Oculus loves collecting computer vision companies almost as much as Palmer Luckey likes collecting HMDs. Today Oculus announced they have acquired Pebbles Interfaces, a computer vision company out of Israel. As of now, Oculus is not disclosing information as to the deal’s terms, but the Hebrew language site that broke the news, Calcalist, reported at the time the deal was worth at least $60 million (although the post has since been removed) which would seem about right given the $11M series B raise the company made in August 2013.
In Oculus’ official blog post on the subject, we are told very little about Pebbles beyond that they “[have] spent the past five years developing technology that uses custom optics, sensor systems and algorithms to detect and track hand movement,” but it would appear that the acquisition may mean more than just more researchers in Michael Abrash’s lab in Washington. “Pebbles Interfaces will be joining the hardware engineering and computer vision teams” at Oculus, which means that some of the team will focus on the software side while the rest of the team is focused on developing camera technology for tracking and object detection at Oculus. While this is not stated outwardly, it makes sense given Oculus’ direction.
In the video above we get a brief glimpse at the camera that Pebbles Interfaces are using to track the hands, which would appear to be the “custom optics” mentioned in the post. The camera appears to be something that developed at least in part by Pebbles themselves, and if their YouTube video from 2012 is to be believed was the first ever depth gesture camera created. According to an archived version of Pebbles’ website, “[they] develop advanced motion sensors that display physical objects within the digital space, at any range or angle, with no latency.” Notice in that that statement didn’t say hands but rather objects, this is very important when considering the broader strategy.

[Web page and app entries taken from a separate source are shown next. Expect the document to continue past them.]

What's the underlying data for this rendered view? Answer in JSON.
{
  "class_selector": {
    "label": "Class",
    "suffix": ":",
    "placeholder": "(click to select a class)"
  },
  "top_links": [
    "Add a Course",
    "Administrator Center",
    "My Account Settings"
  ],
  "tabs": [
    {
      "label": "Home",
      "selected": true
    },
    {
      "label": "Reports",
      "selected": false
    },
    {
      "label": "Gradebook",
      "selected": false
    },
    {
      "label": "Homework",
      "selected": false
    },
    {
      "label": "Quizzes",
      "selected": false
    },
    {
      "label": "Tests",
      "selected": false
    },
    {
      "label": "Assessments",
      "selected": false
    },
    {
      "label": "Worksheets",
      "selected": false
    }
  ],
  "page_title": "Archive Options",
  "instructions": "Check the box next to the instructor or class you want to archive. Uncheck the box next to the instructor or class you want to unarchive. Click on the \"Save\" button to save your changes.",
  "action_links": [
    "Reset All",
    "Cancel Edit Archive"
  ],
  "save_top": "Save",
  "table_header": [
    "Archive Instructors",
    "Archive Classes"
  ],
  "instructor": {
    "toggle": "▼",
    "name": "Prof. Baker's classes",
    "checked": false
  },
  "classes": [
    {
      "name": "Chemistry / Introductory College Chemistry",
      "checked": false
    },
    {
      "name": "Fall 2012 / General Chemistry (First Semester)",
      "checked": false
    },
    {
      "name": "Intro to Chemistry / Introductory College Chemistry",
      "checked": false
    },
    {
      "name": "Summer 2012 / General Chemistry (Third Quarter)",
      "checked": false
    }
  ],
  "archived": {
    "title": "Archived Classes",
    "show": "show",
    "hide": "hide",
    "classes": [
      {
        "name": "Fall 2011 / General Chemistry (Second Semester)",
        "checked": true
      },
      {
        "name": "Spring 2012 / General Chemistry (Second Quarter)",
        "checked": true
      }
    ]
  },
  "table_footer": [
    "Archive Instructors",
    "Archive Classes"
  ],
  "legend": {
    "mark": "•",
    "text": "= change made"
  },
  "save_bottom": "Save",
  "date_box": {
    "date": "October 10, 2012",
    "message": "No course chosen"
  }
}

Take a look at this gif (above). Notice anything interesting? That card in his hand has no fiduciary markers and yet is being tracked in space, and not through an AR ghost passthrough either. This is a very interesting feat, which is also demonstrated with a cube later in the video (showing the scanning can work with full three dimensional objects as well). What this means is that Oculus has just acquired the company that could help enable not only hand tracking (which is prominently on display in the video) but also could eventually lead to a full object detection system that would be necessary for full room scale experiences that don’t require you to move all the furniture out of the center of the room.
But the star of the show, at least for now, is the hand/finger tracking which appears to be very robust. In the video we saw a number of demonstrations of very complex actions that simply aren’t possible with any of the tracking solutions on the market currently. Of particular note is the software’s ability to apparently seamlessly handle incidents where occlusion occurs. Typically this is one of the things that can break tracking faster than a bull breaks plates in a china shop but in the gif below you can see that Pebbles’ software holds true:
As you can see the hands are not only able to pass over one another, but also interlock all with minimal added artifacts (although there are definitely still visible artifacts). It is worth noting that the images here are of the depth mapping that is being applied to the hands, rather than a model that is linked to the hands motion, which can be much more difficult to pull off with this kind of tracking stress (the artifacts would likely break the tracking on the model still). But this is still very interesting.
One last thing to add is that it may be more than just hands, fingers and objects that are trackable with this solution. In this interview with Geektime, Renana Perlovitch said “Pebbles is much more than just gesture, we’re a human sensing company… we have a very unique technology that actually enables you to have your own body parts inside the VR experience.” Yup that’s right, full body tracking – at least according to the company’s representative. Near the end of the video you can see some of this demonstrated quickly, with facial tracking:
It is clear to me that Oculus’ acquisition of Pebbles Interfaces is to serve four purposes: to help support the teams focusing on inside-out tracking solutions using a forward facing camera on the Rift/GearVR, to bring object detection into that space so that you can safely move freely through physical space while in the virtual world, to work on finger and hand tracking with the Nimble team that Oculus acquired back in 2014, and finally to eventually bring one’s full presence into an experience.
This acquisition only further solidifies Oculus’ commitment to computer vision as the tracking solution. Armed now with four companies that are focused on computer vision (Surreal Vision, Nimble Labs, The 13th Lab and no Pebbles Interfaces) and a partnership with Microsoft – who are doing some epic things in computer vision themselves – it would seem that if anyone is going to perfect a solution for hand and finger tracking as well as object detection, it is going to be Oculus.